The Securities and Exchange Commission has to get to the bottom of what its chairman, Mary L. Schapiro, called "loose" capital markets on Monday.

"We really have to get to the bottom of fixing the fragmented and loose structure of our markets that contributed" to the "extreme volatility" of May 6, she said.

Schapiro said the commission, through the review of the Concept Release on market structure that it initiated early this year, will have to address "frailties" in electronic markets that led to the kind of 573-point drop in the Dow Jones Industrial Average that happened in a few minutes on May 6, during that day's "Flash Crash."

That "scared investors and we can't have a system here where investors have fears about the integrity of the marketplace,'' said Schapiro. "Terrific U.S. companies,'' she reminded, traded for a penny, if only momentarily, that day.

The SEC has started to address the "frailties" by instituting:

--Circuit breaker rule, where individual stocks that move more than 10 percent in price in five minutes must pause for 5 minutes, while the listing exchange regroups liquidity.

--Trade breaking rule, which, for May 6, meant that any trades that took place at 60 percent above or below a stock's price at 2:40 p.m. that day were broken. That was "cold comfort,'' she said, though, for those who executed trades at 55 percent.

--Naked access rule, instituted last week that requires all trades that any company using a broker's market participant identifier are run through that broker-dealer's risk management controls, before being sent in.
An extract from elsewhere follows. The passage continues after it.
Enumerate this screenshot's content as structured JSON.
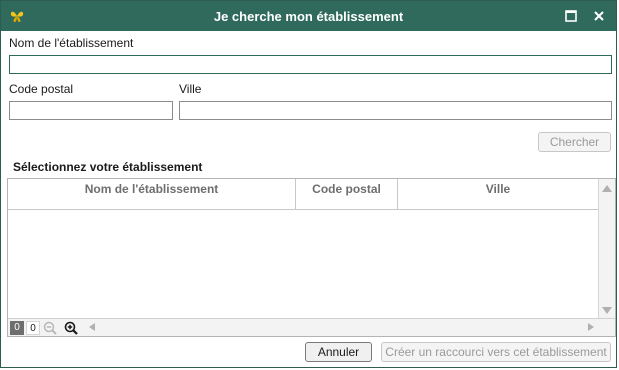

As for getting a firmer grip on "loose markets," she said the Concept Release and its lines of inquiry will get at what the role of algorithms should be, whether there should be throttles on the algorithms depending on market activities and conditions, and the like.

She said the commission is "in the process of laying out a road map" for this that will build on actions already taken. And address questions like:

"How do we deal with algorithms that go crazy and disrupt the marketplace?'' she said.

Without naming the stock or the date, she said one such incident was created by an algorithm that tried to execute trades involving 10 percent of the average daily volume in a particular stock in just two seconds.

That caused a "huge disruption,'' she said.